───── Recorded data
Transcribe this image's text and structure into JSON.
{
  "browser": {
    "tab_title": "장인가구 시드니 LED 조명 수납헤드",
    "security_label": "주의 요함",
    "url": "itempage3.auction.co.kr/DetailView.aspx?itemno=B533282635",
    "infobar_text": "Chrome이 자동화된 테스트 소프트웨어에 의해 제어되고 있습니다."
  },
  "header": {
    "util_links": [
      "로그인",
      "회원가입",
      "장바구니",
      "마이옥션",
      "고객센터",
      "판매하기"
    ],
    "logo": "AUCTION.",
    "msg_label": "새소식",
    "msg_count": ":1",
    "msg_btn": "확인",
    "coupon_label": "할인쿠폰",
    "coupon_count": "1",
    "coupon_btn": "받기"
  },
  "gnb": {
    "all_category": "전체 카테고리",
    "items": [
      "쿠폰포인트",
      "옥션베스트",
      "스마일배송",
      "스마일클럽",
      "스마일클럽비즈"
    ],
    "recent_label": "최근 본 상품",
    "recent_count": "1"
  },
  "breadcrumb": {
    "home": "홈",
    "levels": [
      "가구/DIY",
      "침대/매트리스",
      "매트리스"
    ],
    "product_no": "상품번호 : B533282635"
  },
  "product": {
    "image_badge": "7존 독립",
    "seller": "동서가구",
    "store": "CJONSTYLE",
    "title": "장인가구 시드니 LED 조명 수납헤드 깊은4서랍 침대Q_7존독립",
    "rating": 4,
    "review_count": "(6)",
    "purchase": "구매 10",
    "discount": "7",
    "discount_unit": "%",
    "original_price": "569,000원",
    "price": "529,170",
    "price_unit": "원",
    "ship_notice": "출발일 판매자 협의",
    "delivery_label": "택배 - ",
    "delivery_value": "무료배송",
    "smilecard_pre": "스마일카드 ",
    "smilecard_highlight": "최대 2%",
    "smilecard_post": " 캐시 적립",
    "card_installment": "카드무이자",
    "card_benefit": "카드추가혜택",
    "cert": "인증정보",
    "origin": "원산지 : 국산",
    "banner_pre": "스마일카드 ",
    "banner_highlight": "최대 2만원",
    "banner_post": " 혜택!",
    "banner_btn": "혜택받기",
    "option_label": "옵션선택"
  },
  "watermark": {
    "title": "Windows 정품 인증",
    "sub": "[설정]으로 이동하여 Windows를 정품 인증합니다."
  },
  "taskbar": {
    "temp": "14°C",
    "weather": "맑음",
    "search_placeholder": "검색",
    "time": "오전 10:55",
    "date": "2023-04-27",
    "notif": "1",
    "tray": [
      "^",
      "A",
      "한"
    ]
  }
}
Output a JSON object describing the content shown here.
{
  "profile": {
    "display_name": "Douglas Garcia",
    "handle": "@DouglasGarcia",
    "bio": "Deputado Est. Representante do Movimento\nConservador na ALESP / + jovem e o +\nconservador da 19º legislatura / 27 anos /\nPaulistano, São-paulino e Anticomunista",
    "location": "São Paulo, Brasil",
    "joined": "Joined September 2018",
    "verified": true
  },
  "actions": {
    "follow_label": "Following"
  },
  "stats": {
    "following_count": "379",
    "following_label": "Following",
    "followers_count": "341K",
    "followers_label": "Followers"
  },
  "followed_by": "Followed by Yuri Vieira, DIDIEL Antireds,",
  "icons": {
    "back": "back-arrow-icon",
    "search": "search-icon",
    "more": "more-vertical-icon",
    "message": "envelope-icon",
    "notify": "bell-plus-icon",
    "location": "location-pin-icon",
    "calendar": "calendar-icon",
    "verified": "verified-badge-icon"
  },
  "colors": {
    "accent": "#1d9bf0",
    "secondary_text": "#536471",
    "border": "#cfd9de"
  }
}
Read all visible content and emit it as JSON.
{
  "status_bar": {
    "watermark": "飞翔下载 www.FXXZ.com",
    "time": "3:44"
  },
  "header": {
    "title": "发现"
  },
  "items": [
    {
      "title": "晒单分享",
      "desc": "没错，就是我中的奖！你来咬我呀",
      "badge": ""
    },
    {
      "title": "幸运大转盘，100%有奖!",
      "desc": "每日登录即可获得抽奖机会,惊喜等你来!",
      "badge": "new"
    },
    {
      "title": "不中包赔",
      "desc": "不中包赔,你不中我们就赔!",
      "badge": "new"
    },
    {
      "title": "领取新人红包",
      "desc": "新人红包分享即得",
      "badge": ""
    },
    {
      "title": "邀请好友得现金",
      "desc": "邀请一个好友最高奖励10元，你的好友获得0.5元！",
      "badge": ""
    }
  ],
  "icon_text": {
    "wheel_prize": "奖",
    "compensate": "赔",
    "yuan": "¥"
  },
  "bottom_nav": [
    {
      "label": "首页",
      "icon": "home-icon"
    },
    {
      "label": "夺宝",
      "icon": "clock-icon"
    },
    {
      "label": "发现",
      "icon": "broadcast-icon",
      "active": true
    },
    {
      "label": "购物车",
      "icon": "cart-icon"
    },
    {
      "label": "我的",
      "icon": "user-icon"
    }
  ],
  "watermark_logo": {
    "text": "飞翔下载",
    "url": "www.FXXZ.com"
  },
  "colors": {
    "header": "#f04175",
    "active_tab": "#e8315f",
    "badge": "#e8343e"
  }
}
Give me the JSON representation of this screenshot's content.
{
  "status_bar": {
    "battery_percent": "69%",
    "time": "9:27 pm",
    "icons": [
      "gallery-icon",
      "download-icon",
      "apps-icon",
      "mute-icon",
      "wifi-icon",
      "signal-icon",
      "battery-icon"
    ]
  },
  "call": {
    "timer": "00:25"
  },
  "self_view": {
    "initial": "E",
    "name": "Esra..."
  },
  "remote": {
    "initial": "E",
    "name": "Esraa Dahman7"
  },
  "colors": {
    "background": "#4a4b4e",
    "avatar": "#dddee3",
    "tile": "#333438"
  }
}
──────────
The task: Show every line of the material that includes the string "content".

Task solution:
Output a JSON object describing the content shown here.
Read all visible content and emit it as JSON.
Give me the JSON representation of this screenshot's content.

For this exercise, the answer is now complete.